- What is expected: Where a line of the data holds the word "отзывов", copy that line.

=== Data extract ===

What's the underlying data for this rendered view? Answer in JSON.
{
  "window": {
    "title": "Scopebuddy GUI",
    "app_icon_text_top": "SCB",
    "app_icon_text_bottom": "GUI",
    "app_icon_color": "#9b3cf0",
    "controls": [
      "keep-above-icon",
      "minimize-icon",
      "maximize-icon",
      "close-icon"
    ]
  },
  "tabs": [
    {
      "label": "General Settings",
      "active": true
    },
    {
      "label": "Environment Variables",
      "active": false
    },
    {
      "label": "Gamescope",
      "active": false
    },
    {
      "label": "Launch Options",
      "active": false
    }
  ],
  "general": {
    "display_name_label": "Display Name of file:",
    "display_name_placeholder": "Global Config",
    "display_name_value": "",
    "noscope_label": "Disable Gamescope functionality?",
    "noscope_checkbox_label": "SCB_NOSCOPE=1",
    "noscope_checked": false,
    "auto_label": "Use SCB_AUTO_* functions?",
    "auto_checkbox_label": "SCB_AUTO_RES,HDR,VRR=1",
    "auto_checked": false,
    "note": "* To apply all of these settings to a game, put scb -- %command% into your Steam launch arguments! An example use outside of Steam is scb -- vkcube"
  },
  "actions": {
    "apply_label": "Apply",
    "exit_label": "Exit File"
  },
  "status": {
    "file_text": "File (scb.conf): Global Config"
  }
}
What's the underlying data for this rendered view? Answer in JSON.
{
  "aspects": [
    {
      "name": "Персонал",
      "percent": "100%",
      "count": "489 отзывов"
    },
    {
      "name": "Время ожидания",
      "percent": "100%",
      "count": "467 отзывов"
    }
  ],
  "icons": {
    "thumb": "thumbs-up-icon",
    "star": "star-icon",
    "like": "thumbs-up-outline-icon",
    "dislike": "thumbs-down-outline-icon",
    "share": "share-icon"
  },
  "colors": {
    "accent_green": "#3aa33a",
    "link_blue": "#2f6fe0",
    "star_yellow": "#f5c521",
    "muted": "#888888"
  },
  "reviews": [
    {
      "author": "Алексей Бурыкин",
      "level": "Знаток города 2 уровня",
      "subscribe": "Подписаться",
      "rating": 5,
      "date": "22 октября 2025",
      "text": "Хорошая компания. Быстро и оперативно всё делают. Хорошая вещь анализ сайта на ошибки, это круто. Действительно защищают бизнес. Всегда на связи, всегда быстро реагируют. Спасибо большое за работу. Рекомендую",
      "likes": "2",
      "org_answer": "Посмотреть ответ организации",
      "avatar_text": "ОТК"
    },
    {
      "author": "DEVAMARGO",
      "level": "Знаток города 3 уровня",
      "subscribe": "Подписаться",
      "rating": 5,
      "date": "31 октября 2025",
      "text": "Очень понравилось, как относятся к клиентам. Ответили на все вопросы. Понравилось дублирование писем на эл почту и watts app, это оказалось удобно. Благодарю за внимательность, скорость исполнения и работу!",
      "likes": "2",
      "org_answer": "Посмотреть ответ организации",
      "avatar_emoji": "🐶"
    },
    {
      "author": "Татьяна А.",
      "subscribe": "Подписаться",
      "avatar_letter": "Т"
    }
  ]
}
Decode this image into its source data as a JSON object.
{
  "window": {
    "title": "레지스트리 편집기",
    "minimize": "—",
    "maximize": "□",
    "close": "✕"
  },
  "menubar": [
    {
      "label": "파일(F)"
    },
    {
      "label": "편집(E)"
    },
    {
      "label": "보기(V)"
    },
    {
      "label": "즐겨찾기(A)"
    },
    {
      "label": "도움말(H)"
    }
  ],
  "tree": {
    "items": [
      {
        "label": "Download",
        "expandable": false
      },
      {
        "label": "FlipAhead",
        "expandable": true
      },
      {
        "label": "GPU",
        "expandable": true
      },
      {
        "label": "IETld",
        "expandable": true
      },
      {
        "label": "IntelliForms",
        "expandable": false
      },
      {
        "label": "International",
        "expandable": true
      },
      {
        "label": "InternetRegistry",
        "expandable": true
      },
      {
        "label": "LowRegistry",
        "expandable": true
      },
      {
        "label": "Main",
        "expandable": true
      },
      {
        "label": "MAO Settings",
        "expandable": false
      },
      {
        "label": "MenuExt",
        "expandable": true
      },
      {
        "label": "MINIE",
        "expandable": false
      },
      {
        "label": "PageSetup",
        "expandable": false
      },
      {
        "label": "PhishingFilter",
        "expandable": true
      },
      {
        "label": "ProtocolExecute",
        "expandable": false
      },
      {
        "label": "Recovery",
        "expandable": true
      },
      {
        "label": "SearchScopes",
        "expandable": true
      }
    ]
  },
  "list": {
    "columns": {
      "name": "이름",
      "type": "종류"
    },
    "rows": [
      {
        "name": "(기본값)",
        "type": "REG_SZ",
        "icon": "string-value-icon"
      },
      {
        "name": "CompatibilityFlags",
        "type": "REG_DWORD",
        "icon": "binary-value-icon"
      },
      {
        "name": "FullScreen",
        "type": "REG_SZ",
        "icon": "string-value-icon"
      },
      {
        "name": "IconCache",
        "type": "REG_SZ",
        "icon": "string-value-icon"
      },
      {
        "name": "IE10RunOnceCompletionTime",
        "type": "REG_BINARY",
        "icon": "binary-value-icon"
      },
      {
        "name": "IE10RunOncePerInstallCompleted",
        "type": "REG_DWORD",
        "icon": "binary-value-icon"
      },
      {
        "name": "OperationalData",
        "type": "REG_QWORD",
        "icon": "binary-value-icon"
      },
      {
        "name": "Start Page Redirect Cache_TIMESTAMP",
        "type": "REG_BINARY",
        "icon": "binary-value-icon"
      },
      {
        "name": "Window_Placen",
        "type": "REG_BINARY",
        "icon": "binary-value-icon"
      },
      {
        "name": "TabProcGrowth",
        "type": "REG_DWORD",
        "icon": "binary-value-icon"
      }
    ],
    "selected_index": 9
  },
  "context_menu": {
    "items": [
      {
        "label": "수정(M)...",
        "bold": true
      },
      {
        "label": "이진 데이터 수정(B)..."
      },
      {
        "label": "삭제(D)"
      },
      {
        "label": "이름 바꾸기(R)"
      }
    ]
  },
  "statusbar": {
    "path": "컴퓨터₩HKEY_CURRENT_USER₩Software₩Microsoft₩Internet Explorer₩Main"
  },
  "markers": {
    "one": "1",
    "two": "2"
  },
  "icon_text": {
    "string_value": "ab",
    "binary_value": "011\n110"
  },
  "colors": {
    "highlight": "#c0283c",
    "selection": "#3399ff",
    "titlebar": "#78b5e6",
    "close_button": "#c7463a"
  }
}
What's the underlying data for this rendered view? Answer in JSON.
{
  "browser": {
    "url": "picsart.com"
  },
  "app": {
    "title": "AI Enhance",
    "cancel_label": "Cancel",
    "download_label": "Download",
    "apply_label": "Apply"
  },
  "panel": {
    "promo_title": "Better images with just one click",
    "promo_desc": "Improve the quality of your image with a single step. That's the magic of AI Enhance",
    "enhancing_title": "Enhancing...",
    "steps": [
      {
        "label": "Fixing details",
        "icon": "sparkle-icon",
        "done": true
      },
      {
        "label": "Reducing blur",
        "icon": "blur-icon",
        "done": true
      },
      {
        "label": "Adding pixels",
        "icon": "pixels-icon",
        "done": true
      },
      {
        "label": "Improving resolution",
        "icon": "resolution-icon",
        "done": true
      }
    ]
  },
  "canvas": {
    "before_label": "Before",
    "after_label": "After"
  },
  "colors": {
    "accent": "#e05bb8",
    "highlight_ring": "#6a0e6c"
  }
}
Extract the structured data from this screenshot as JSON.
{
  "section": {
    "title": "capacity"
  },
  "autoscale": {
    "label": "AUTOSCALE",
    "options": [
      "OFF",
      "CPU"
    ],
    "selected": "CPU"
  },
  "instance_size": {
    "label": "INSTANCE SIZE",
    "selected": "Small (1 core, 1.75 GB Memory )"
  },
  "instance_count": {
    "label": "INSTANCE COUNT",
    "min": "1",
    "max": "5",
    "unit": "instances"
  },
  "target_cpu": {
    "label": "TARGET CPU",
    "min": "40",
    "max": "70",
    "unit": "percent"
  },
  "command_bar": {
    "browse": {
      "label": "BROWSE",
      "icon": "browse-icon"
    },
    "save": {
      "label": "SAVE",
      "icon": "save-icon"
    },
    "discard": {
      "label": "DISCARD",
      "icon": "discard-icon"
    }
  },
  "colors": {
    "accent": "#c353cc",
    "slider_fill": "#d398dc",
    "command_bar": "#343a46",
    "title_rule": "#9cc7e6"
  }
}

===

- Result of the exercise:
      "count": "489 отзывов"
      "count": "467 отзывов"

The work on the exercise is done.